Domestic violence is when one person in a relationship controlling someone else, often using violence or fear as a means of control. The person’s conduct may include physical or emotional abuse. The person accused of domestic violence may be a married couple, dating couple, or people living together. The State of Washington has a law against someone trying to interfere with reporting domestic violence.

What Does it Mean to Interfere with Reporting Domestic Violence?

Interfering with reporting domestic violence is when a person tries to prevent another from:

  • calling 911;
  • reporting the abuse to law enforcement; or
  • seeking medical assistance.

The person prevented from reporting the criminal act includes a witness to the domestic violence or victim.

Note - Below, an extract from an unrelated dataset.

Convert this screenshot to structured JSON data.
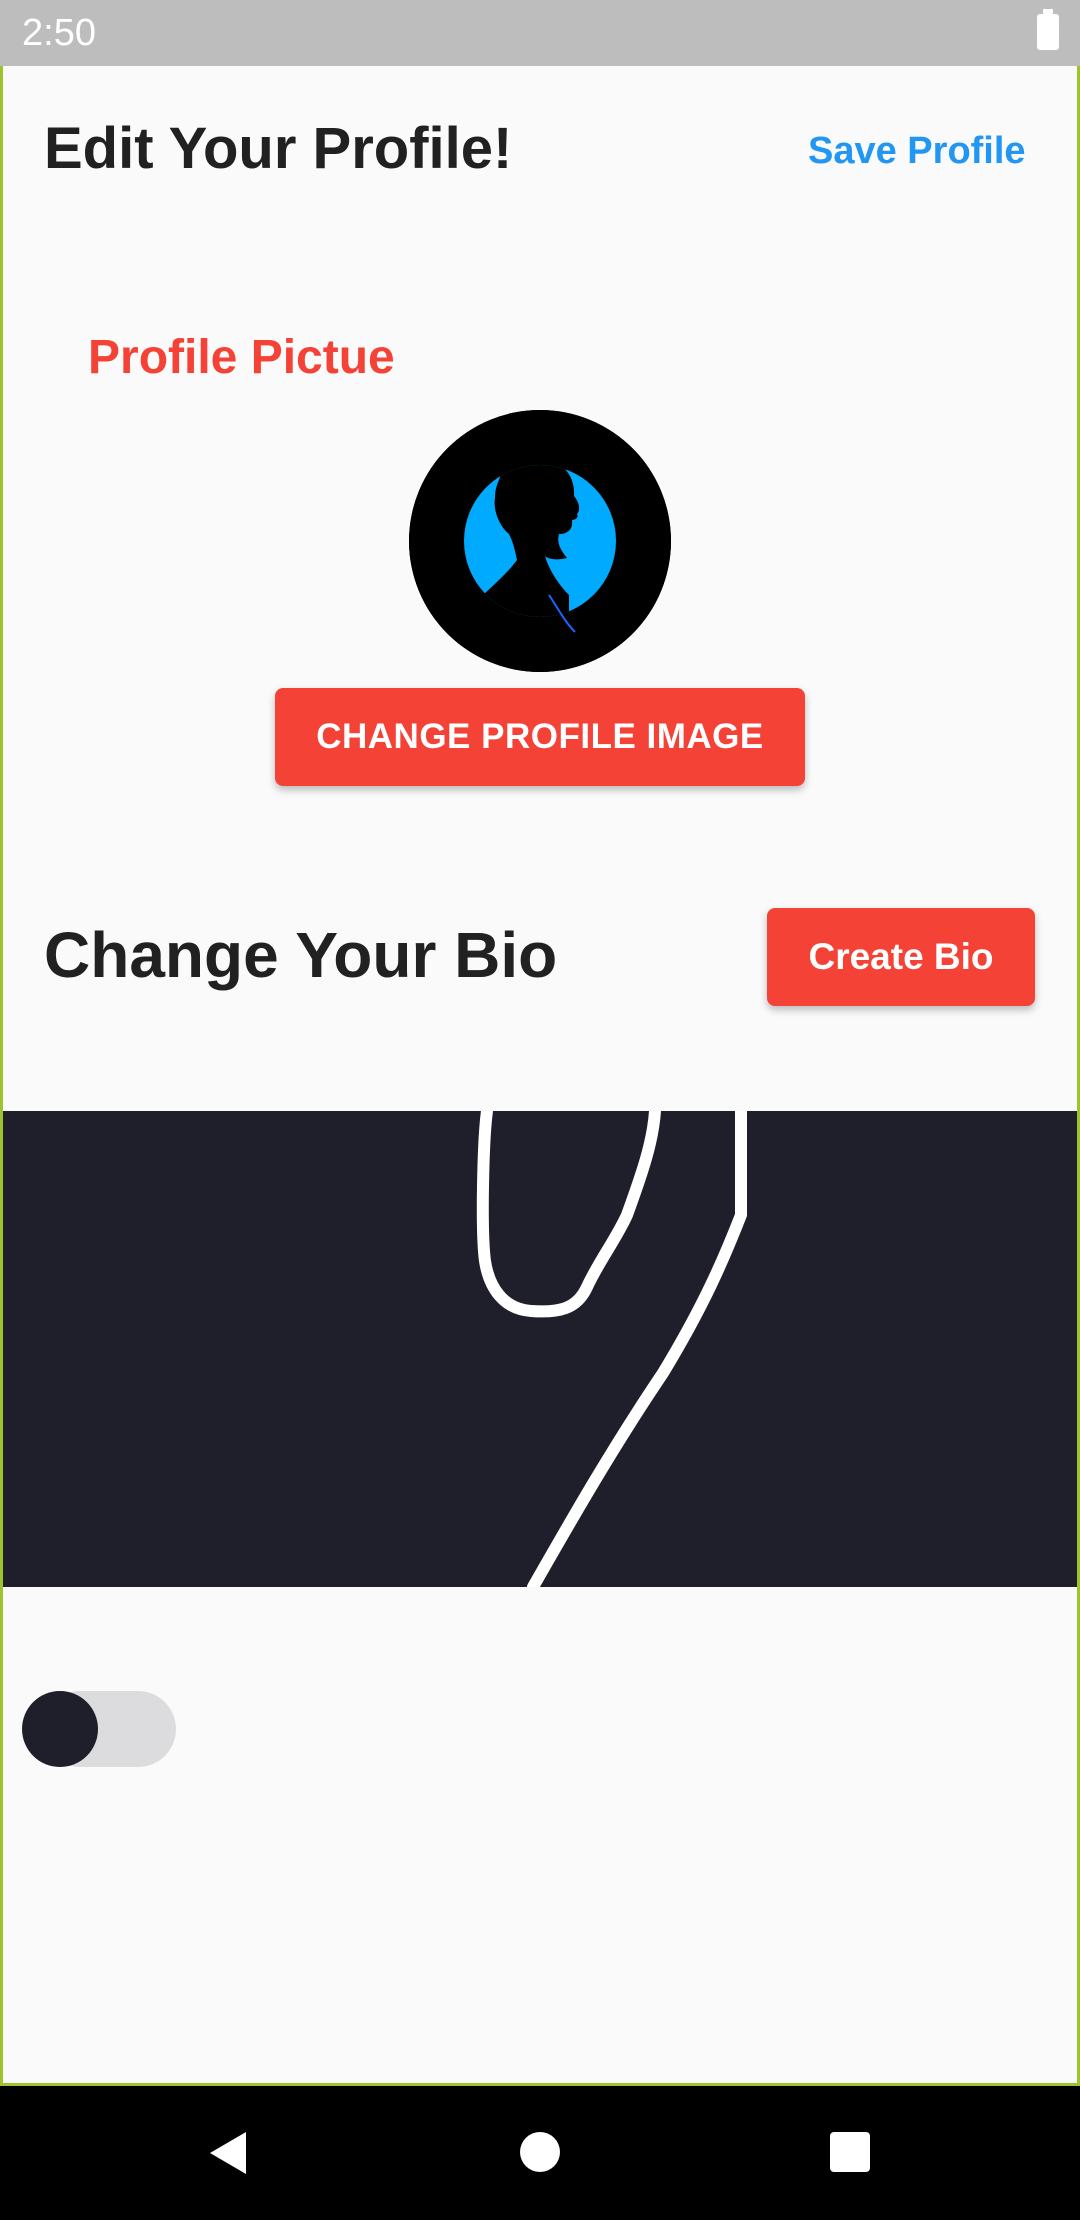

What Must the State Establish to Convict Me of This Crime?

First, the State has to show the defendant committed domestic violence. Prosecutors also have to show the defendant either attempted to or actually prevented the witness or victim from:

  • Calling the police
  • Obtaining medical assistance
  • Filing a police report

Is Interfering with Reporting of a Domestic Violence a Felony?

No. It’s considered to be a gross misdemeanor. A gross misdemeanor is the most serious charge of the classes of misdemeanor. It’s one step away from a felony because the defendant showed a blatant disregard for people’s safety or was seriously recklessness.

What is the Punishment for this Criminal Act in Washington State?

The punishment for interfering with reporting domestic violence claim is up to 1 year in jail and/or a fine of up to $5,000. The defendant may also be sentenced to probation and a no-contact order.

Should I Contact a Lawyer About My Domestic Violence Interference Charge?

Yes. Contact a local Washington family lawyer to fight your interference with domestic violence charge.